(Provided material Opens)

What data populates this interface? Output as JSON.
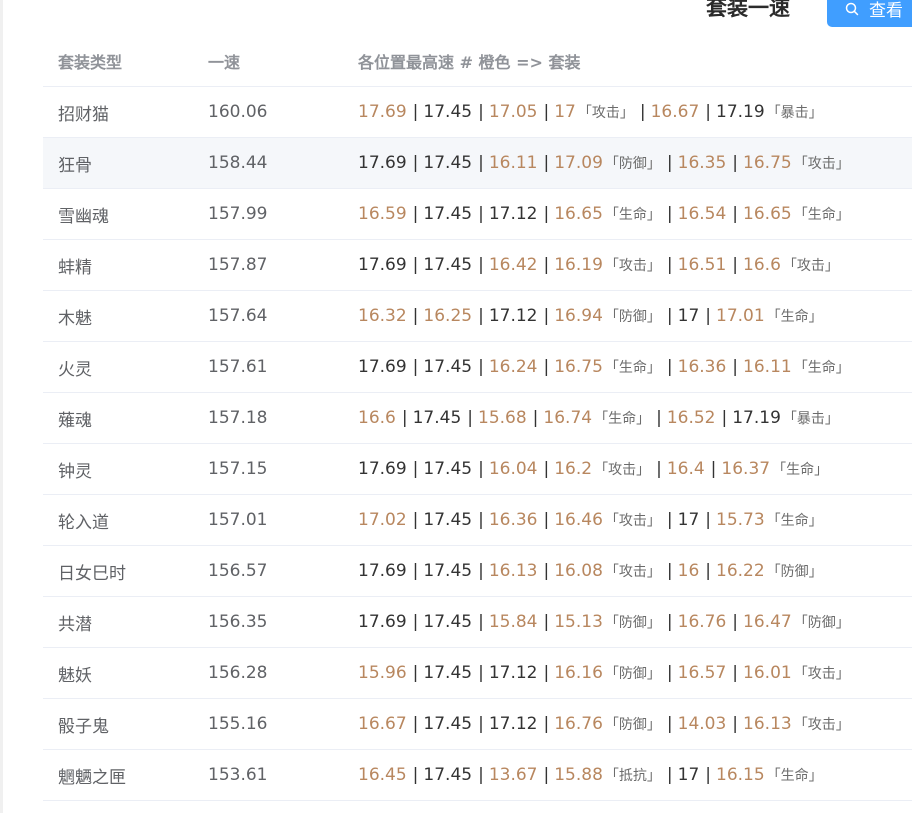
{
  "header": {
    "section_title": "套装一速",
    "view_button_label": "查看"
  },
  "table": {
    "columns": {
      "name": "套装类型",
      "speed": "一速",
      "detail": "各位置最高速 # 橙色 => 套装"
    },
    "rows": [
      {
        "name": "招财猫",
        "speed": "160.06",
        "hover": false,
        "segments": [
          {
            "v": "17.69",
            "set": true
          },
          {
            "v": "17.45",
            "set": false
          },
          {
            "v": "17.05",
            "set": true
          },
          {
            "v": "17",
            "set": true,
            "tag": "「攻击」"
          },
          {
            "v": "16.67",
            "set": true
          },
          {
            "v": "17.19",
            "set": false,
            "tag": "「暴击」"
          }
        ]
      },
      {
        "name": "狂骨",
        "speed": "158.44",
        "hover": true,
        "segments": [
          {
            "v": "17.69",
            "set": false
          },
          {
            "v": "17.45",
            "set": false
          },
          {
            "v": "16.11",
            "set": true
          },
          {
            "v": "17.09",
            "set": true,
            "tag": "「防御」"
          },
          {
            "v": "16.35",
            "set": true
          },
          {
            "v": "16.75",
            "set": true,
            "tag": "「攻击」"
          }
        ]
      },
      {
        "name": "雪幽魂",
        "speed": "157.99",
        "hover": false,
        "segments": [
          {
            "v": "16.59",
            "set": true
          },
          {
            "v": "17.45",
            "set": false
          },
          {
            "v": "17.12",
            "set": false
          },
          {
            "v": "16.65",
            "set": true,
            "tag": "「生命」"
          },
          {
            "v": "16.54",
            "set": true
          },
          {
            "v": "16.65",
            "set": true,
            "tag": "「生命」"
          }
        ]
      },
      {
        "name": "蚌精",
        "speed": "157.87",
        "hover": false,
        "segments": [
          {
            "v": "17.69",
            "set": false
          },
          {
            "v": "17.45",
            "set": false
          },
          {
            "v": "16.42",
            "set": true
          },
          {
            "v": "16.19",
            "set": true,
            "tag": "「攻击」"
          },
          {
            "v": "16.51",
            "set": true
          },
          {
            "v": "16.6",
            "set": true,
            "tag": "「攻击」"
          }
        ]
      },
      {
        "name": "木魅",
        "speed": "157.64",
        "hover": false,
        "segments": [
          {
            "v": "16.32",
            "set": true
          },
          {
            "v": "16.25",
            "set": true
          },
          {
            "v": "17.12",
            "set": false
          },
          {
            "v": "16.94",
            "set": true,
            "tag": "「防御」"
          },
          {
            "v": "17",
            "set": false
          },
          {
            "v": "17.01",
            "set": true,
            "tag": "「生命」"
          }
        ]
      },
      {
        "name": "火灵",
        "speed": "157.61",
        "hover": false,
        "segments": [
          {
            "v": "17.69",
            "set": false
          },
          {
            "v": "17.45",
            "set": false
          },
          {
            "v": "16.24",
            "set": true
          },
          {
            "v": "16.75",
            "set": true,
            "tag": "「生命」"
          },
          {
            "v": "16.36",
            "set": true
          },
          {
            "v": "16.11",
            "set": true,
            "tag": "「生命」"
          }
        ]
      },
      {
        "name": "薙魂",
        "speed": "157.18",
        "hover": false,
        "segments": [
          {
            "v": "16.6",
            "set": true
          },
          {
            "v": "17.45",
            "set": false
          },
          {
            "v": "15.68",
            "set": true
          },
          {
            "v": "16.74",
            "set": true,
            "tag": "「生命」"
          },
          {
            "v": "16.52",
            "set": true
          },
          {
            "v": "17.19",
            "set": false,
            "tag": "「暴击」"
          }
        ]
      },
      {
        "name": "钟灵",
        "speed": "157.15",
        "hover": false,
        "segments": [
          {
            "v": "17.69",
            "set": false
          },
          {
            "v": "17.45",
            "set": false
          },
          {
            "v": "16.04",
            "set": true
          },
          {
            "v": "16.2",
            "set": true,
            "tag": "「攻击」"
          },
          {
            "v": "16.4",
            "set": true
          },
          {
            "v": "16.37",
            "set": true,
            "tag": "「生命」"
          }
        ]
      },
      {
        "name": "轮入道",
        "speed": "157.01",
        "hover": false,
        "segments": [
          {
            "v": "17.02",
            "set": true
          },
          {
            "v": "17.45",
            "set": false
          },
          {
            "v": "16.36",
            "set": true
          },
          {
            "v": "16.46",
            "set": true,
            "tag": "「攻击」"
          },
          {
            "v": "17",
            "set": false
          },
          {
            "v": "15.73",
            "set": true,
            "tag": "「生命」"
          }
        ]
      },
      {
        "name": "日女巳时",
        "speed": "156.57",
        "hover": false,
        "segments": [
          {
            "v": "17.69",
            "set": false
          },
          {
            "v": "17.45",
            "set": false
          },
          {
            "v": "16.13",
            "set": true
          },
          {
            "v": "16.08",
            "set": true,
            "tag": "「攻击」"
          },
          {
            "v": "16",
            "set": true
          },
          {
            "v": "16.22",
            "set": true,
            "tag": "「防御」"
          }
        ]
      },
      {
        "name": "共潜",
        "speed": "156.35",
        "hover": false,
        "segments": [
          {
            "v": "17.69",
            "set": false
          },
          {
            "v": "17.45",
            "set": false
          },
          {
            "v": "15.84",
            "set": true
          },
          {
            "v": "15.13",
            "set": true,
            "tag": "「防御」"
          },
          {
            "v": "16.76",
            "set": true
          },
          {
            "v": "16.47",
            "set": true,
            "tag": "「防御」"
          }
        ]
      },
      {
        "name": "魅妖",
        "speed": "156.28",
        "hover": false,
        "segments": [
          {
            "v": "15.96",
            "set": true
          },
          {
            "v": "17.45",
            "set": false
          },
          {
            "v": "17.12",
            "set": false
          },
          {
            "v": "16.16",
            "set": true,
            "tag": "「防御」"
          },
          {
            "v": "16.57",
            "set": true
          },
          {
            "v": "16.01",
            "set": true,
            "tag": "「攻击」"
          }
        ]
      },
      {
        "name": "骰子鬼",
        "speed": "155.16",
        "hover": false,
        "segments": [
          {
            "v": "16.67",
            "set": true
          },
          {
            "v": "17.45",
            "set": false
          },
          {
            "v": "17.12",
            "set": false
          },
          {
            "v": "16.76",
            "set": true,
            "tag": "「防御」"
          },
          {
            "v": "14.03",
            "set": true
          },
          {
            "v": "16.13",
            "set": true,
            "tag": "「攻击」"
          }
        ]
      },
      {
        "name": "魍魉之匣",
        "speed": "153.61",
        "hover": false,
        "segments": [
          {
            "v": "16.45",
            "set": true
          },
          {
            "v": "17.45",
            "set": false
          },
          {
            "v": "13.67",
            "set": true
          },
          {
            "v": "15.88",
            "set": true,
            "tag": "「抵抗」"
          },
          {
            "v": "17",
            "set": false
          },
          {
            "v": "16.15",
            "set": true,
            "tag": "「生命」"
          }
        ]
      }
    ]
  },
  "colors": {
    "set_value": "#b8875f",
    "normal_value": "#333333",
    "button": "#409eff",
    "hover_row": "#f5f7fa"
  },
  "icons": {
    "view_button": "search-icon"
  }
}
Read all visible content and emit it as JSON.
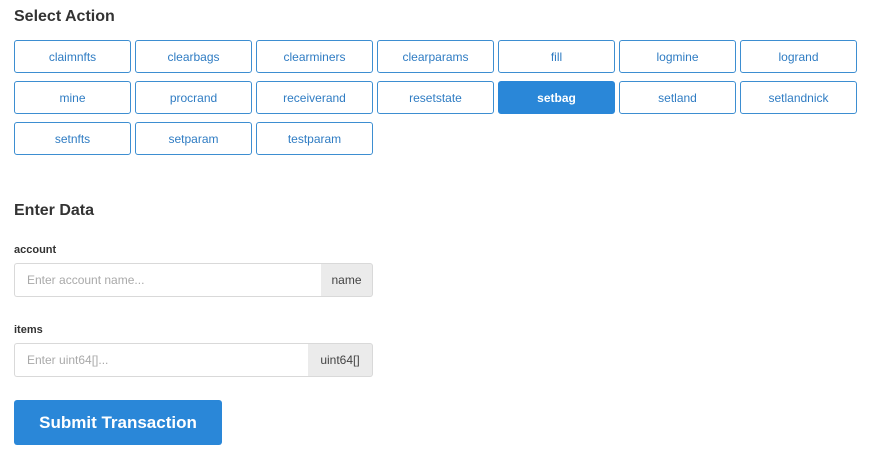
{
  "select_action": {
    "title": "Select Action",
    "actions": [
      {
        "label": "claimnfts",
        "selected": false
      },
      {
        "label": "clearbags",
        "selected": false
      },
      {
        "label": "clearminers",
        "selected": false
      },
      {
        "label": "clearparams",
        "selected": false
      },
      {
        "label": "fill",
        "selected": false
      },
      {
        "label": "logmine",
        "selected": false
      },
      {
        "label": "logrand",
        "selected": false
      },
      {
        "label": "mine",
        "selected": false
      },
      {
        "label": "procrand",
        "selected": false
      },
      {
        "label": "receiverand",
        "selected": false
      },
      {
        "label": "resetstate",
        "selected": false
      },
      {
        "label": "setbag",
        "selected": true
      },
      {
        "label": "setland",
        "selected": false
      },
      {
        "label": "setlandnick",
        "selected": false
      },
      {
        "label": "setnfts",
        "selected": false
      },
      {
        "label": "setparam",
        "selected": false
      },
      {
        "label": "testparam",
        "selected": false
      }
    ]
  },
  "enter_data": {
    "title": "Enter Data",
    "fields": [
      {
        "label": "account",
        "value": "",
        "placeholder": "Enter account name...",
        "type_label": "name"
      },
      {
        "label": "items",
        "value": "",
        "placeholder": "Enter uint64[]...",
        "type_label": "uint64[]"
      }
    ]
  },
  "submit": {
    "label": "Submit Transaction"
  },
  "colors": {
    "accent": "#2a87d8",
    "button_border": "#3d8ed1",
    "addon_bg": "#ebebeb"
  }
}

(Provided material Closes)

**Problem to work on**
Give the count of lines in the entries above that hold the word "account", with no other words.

**Written reply**
2